Traditionally, prosecutors and law enforcement “react” to crimes after they are committed, such as when someone is shot, injured, or murdered. There are few methods that apply techniques to avoid further violence. The mentality is just to “wait”. We know now that there is no time to wait. We must intervene before the violence escalates. It was this mentality that made it difficult for law enforcement, prosecution, and the judiciary to address stalking cases. Initially, we were puzzled by these cases. With other cases, prosecutors have medical records, paramedic reports, photos of crime scene, photos of victim’s injuries, and independent witnesses’ testimony. However, in many stalking cases, there are no injuries so there are no pictures, no medical records or paramedic reports, and no crime scene photos. Professionals working in this field must refine their interviewing questions to ensure that they are getting sufficient “behaviors of concern” background information on the case. They must strive to gain insight on how far along the offender is on his path to acting out in a violent manner against the victim or other victims. Some states have passed laws allowing behaviors of concern/risk factors to be introduced in the case to assess the dangerousness of an offender.
So how does stalking infiltrate the workplace?

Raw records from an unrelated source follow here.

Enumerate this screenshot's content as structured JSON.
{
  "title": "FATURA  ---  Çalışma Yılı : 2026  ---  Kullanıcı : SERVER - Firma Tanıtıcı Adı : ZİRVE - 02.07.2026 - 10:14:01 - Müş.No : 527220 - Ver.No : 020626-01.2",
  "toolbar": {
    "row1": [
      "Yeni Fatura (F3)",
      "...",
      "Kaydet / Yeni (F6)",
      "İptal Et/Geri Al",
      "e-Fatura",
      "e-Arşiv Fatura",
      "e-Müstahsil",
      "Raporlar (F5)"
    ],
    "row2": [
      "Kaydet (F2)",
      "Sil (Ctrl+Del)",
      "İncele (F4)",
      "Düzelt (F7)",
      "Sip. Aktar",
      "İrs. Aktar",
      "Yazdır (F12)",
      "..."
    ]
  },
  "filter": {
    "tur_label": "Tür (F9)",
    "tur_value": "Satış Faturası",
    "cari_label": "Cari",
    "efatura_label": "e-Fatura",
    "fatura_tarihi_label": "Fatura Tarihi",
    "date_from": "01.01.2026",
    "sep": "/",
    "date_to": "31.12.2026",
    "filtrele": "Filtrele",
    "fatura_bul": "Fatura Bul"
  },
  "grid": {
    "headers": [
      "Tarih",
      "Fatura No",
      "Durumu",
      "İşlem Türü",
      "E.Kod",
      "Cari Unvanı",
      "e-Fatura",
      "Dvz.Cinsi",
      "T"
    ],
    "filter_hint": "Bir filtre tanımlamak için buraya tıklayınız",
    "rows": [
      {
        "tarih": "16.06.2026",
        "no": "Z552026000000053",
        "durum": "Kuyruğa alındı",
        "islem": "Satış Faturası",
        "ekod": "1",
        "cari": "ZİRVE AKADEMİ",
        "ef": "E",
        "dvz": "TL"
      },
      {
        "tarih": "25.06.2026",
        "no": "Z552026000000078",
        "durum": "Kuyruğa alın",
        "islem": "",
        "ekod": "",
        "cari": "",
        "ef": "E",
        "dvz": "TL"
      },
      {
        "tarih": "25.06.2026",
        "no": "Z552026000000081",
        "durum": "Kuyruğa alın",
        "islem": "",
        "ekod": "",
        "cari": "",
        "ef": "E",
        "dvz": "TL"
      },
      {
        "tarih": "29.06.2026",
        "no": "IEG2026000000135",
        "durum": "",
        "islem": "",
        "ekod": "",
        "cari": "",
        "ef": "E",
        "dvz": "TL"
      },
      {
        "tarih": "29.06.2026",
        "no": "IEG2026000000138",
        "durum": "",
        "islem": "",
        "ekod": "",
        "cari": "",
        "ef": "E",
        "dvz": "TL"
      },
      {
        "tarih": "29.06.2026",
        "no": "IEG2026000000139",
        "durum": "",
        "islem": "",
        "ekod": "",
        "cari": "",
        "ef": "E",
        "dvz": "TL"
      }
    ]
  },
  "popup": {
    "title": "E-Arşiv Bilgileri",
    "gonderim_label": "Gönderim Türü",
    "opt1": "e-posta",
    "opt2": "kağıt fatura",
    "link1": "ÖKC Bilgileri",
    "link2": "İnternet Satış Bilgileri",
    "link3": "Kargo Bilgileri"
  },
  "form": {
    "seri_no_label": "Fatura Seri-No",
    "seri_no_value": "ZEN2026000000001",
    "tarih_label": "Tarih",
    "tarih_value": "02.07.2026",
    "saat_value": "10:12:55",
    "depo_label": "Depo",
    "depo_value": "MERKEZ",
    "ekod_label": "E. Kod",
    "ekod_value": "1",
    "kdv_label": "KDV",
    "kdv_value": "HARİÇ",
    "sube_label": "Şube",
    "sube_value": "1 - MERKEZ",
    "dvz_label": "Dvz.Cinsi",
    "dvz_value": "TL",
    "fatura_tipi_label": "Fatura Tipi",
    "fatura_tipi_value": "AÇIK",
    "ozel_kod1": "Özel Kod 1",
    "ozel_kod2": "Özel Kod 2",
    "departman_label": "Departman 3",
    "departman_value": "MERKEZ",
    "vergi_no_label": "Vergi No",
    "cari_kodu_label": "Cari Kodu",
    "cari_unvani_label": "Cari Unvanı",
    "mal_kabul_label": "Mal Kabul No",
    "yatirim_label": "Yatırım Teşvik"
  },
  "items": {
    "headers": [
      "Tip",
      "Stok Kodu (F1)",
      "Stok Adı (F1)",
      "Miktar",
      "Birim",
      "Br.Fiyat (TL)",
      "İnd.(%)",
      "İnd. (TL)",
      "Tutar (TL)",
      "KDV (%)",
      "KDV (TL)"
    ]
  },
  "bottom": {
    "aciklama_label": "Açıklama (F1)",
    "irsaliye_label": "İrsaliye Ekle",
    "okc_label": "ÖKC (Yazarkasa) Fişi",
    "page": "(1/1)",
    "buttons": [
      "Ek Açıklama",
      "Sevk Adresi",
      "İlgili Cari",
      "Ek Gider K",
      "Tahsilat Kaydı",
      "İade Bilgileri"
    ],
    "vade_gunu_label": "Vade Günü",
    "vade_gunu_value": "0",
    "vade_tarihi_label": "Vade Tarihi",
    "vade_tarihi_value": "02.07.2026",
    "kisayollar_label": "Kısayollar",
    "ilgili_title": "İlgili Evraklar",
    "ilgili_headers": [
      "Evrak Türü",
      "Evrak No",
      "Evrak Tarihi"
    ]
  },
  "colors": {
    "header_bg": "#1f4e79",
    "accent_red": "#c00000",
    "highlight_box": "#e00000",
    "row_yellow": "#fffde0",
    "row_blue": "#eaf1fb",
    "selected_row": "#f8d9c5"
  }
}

When an individual terminates an intimate partner relationship, and moves out of the shared residence, the offender no longer knows where the victim lives, but often knows where they work. Work hours, location and the method in which the employee gets to work is all common knowledge. The offender continues to attempt to control the victim by calling and harassing her at work, waiting for her in the parking lot, and perhaps following her when she leaves work. Every day there are stories in the news about employees being shot at their workplaces by their former partners. Just in the last few months we have read the stories about the homicide/suicides at Excalibur Casino in Las Vegas, a salon outside Milwaukee, and the NFL football player that killed his girlfriend and mother of their baby, and then shot himself at the Kansas Chief’s stadium. A casino, a salon and a football stadium; it can happen anywhere.
Ask yourself. Are you prepared? Do you have a comprehensive workplace violence policy that conforms with the recommendations from the FBI, ASIS, SHRM, and the American Bar Association? Do you have a threat management team that is specifically trained on risk assessment and stalking in intimate partner violence cases? Are you creating a culture where your employees feel comfortable divulging information about their unhealthy and possibly dangerous relationships?
Just like homeland security’s motto, “If you see something, say something,” our employees know who the possible threats are to our organizations. Make absolutely certain that they are communicating that information to your security personnel. It’s the most critical first step in ANY prevention program.